## WORK REQUEST
Wherever the string "Mapping" appears in a line of the listing below, report that line.

## RECORDS FOR THE TASK
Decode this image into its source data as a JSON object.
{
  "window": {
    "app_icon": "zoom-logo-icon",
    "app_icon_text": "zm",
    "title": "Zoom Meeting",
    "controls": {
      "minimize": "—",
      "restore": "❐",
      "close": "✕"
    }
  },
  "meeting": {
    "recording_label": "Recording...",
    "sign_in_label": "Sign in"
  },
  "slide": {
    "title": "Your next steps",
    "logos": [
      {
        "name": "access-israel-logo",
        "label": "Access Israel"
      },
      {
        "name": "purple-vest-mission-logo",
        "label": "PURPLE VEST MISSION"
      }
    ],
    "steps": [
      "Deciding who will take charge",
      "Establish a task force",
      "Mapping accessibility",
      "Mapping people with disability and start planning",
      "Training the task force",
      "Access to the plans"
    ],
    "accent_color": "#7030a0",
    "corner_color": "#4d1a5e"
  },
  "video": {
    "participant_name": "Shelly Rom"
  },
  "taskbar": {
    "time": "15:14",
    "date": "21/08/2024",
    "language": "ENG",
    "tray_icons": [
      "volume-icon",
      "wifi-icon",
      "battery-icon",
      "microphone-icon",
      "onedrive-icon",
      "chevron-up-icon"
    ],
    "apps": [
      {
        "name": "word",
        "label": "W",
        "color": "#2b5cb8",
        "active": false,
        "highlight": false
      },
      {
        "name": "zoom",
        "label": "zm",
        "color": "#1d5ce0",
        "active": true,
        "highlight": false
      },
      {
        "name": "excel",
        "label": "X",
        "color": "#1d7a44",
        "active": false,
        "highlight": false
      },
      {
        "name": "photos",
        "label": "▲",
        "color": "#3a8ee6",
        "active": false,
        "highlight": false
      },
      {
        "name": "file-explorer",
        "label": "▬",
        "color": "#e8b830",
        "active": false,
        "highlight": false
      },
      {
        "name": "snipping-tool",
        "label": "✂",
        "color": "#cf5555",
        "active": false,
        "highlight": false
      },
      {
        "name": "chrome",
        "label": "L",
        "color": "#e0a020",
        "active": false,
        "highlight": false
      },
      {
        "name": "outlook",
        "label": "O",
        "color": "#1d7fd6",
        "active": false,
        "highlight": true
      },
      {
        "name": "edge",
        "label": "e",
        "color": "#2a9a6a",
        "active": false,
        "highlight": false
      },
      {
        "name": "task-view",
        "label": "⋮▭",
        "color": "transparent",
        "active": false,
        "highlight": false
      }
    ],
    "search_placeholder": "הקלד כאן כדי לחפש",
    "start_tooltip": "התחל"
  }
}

## EXPECTED OUTPUT
      "Mapping accessibility",
      "Mapping people with disability and start planning",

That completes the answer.